Priced at between $40 and $80 a session, a personal trainer is not the the cheapest way for parents to maintain children's fitness levels. But for some, it's a last resort.

North Shore's Sylvestre Gahungu started his 13-year-old daughter with a personal trainer six weeks ago. He hoped regular gym sessions would save her from obesity-related illness, as well as teasing.

"She's been overweight since she was 5," he said. "We've always tried to get her into exercise and put her on diets, but it didn't work."

The girl's doctor said she was at high risk of developing diabetes unless she lost weight.

"We thought maybe the gym, and a trainer, could work as a motivator," Gahungu said.

"It's quite expensive but we look at what we can do that is best for her and so we are prepared to make some sacrifices." His daughter had lost 4kg since starting with her trainer.
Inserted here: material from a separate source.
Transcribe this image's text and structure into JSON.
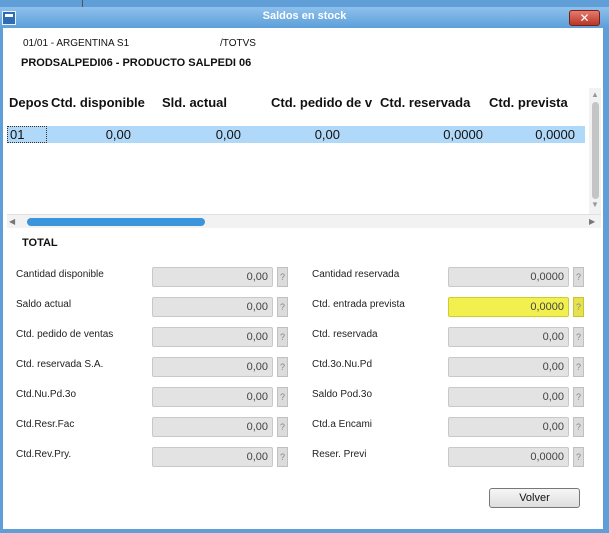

She attends the gym, with her mother, six days a week.

Brahm Richards is a 10-year-old fitness freak - perhaps unsurprisingly, because his parents own a gym. He's in two representative level soccer teams, plays tennis and takes karate, judo, wrestling and swimming lessons.

The Auckland schoolboy recently added time with a personal trainer to his after-school activity list.

"I want to play for the New Zealand Knights," he told the Herald on Sunday.

Brahm said he hoped the training would help get him there. Dad Paul Richards, owner of the Club Physical gyms, said he hoped so, too.

Training children was controversial, he said, but becoming more accepted within the New Zealand industry and with Kiwi parents. "We're on the crest of a wave."

He said that even two to three years ago many trainers believed children and weights didn't mix. But US research, showed it was safe for children as young as 7 to use weights, with the correct technique.

Brahm's trainer, Toni King, 65, has nine children on his books. He provides nutritional and lifestyle advice for parents and children, on top of their regular workouts.

Personal trainer Jon Routhan has trained children as young as 8, but is now concentrating on group work with some even younger.

"I believe in getting in there as young as possible."

He is training 3- and 4-year-olds at a Ponsonby preschool, in a group exercise programme he developed, called Little Pinnacles. He said parents who hired trainers to get their children or teenagers off the couch often acted too late. Psychologist Sara Chatwin said parents should think twice before hiring a personal trainer. There was a fine line between healthy encouragement and pressure. Children could become hyper-sensitive to their image or weight, she said, which could develop into resentment or even anorexia.